Directions = Down to the last character, write out the records below.

[Start of section]

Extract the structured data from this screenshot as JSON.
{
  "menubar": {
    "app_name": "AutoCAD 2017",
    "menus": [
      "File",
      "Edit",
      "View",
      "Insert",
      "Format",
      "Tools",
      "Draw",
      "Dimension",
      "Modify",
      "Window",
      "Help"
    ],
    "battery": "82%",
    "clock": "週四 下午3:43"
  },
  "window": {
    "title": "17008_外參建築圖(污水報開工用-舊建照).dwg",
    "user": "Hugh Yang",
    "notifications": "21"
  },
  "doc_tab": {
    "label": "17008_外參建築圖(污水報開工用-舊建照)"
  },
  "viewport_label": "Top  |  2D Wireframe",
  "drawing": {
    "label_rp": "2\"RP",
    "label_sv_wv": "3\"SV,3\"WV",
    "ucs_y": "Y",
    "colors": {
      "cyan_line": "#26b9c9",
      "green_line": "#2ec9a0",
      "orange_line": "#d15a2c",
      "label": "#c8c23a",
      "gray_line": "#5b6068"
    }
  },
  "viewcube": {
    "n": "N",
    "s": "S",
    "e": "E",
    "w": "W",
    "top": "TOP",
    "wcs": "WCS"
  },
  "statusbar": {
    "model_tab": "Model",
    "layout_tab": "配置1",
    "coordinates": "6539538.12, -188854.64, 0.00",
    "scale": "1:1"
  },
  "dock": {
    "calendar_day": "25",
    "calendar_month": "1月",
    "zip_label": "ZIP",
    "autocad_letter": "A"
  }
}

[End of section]

Response to the task =
Extract the structured data from this screenshot as JSON.
{
  "menubar": {
    "app_name": "AutoCAD 2017",
    "menus": [
      "File",
      "Edit",
      "View",
      "Insert",
      "Format",
      "Tools",
      "Draw",
      "Dimension",
      "Modify",
      "Window",
      "Help"
    ],
    "battery": "82%",
    "clock": "週四 下午3:43"
  },
  "window": {
    "title": "17008_外參建築圖(污水報開工用-舊建照).dwg",
    "user": "Hugh Yang",
    "notifications": "21"
  },
  "doc_tab": {
    "label": "17008_外參建築圖(污水報開工用-舊建照)"
  },
  "viewport_label": "Top  |  2D Wireframe",
  "drawing": {
    "label_rp": "2\"RP",
    "label_sv_wv": "3\"SV,3\"WV",
    "ucs_y": "Y",
    "colors": {
      "cyan_line": "#26b9c9",
      "green_line": "#2ec9a0",
      "orange_line": "#d15a2c",
      "label": "#c8c23a",
      "gray_line": "#5b6068"
    }
  },
  "viewcube": {
    "n": "N",
    "s": "S",
    "e": "E",
    "w": "W",
    "top": "TOP",
    "wcs": "WCS"
  },
  "statusbar": {
    "model_tab": "Model",
    "layout_tab": "配置1",
    "coordinates": "6539538.12, -188854.64, 0.00",
    "scale": "1:1"
  },
  "dock": {
    "calendar_day": "25",
    "calendar_month": "1月",
    "zip_label": "ZIP",
    "autocad_letter": "A"
  }
}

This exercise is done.